I saw the latest in a number of books written about the impact of bad design and how it can have tragic consequences in what seems to be a catchy title of "Tragic Design"
The book is intended to:
explain how poorly designed products can anger, sadden, exclude, and even kill people who use them. The designers responsible certainly didn’t intend harm, so what can you do to avoid making similar mistakes?
As far as I know, design ethics is not something that is typically taught in the UX setting, but there are certainly organisations such as ind.ie that promotes ethical design and other people like Mike Monteiro that suggest ethics shouldn't be a side hustle.
A recent article on Fast Co. Design provokatively titled "A Secret History Of Selling Out also points out bluntly that:
Now, more than ever, designers have a responsibility to assert themselves, reassess their professional ethics, and flex the vaunted position their predecessors have afforded them to become a more positive force in the world.
Also, another recent survey by EY reveals that not only do senior managers need to be held accountable for fraudulent or unethical behaviour, it is also important for employees to be able to take action when they see something that raises concern. In other words, more action need to be taken at both ends of the corporate and organisation hierarchy.
Talks aside, are there actually any resources that promote or teach ethical design practices?

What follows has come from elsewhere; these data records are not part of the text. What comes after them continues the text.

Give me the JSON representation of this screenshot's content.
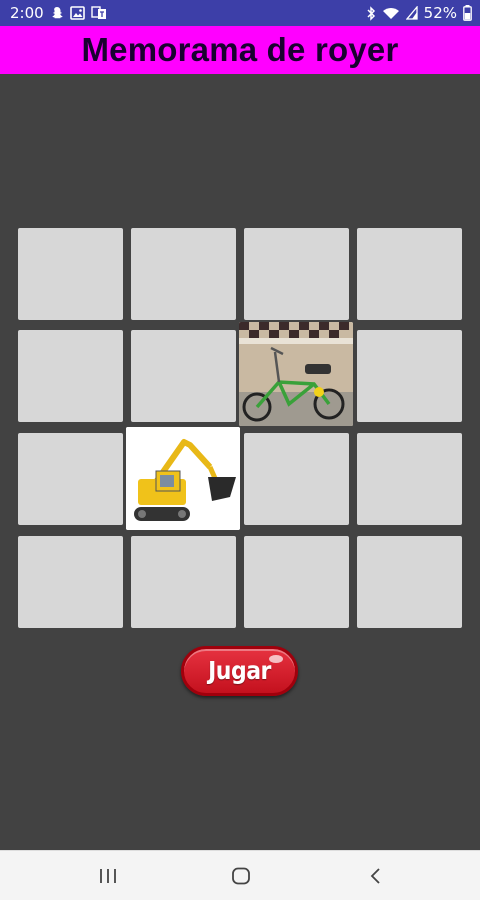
{
  "status_bar": {
    "time": "2:00",
    "battery": "52%",
    "left_icons": [
      "notification-snapchat-icon",
      "image-icon",
      "translate-icon"
    ],
    "right_icons": [
      "bluetooth-icon",
      "wifi-icon",
      "signal-icon",
      "battery-icon"
    ]
  },
  "app": {
    "title": "Memorama de royer",
    "title_bar_color": "#ff00ff",
    "background_color": "#424242"
  },
  "board": {
    "rows": 4,
    "columns": 4,
    "cards": [
      {
        "row": 1,
        "col": 1,
        "state": "hidden"
      },
      {
        "row": 1,
        "col": 2,
        "state": "hidden"
      },
      {
        "row": 1,
        "col": 3,
        "state": "hidden"
      },
      {
        "row": 1,
        "col": 4,
        "state": "hidden"
      },
      {
        "row": 2,
        "col": 1,
        "state": "hidden"
      },
      {
        "row": 2,
        "col": 2,
        "state": "hidden"
      },
      {
        "row": 2,
        "col": 3,
        "state": "revealed",
        "image": "bicycle"
      },
      {
        "row": 2,
        "col": 4,
        "state": "hidden"
      },
      {
        "row": 3,
        "col": 1,
        "state": "hidden"
      },
      {
        "row": 3,
        "col": 2,
        "state": "revealed",
        "image": "excavator"
      },
      {
        "row": 3,
        "col": 3,
        "state": "hidden"
      },
      {
        "row": 3,
        "col": 4,
        "state": "hidden"
      },
      {
        "row": 4,
        "col": 1,
        "state": "hidden"
      },
      {
        "row": 4,
        "col": 2,
        "state": "hidden"
      },
      {
        "row": 4,
        "col": 3,
        "state": "hidden"
      },
      {
        "row": 4,
        "col": 4,
        "state": "hidden"
      }
    ],
    "hidden_card_color": "#d7d7d7"
  },
  "play_button": {
    "label": "Jugar",
    "color": "#d81c2a"
  },
  "nav_bar": {
    "buttons": [
      "recent-apps-icon",
      "home-icon",
      "back-icon"
    ]
  }
}
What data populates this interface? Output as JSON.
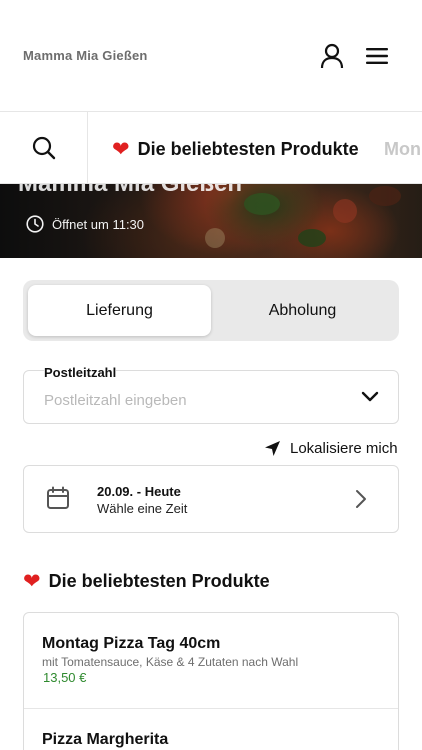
{
  "header": {
    "brand": "Mamma Mia Gießen"
  },
  "category_bar": {
    "tabs": [
      {
        "label": "Die beliebtesten Produkte",
        "active": true
      },
      {
        "label": "Mon",
        "active": false
      }
    ]
  },
  "hero": {
    "title": "Mamma Mia Gießen",
    "hours": "Öffnet um 11:30"
  },
  "mode": {
    "delivery": "Lieferung",
    "pickup": "Abholung",
    "selected": "Lieferung"
  },
  "postal": {
    "label": "Postleitzahl",
    "placeholder": "Postleitzahl eingeben",
    "value": ""
  },
  "locate": {
    "label": "Lokalisiere mich"
  },
  "date": {
    "main": "20.09. - Heute",
    "sub": "Wähle eine Zeit"
  },
  "section": {
    "title": "Die beliebtesten Produkte"
  },
  "products": [
    {
      "name": "Montag Pizza Tag 40cm",
      "description": "mit Tomatensauce, Käse & 4 Zutaten nach Wahl",
      "price": "13,50 €"
    },
    {
      "name": "Pizza Margherita"
    }
  ],
  "colors": {
    "accent_heart": "#e02020",
    "price_green": "#2f8a2f",
    "toggle_bg": "#e9e9e9"
  },
  "icons": [
    "user-icon",
    "menu-icon",
    "search-icon",
    "heart-icon",
    "clock-icon",
    "chevron-down-icon",
    "location-arrow-icon",
    "calendar-icon",
    "chevron-right-icon"
  ]
}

UPDATE: Latest case added to recent news suggests that perhaps we have more to worry about from the tech giants, with Google fined for manipulating search results.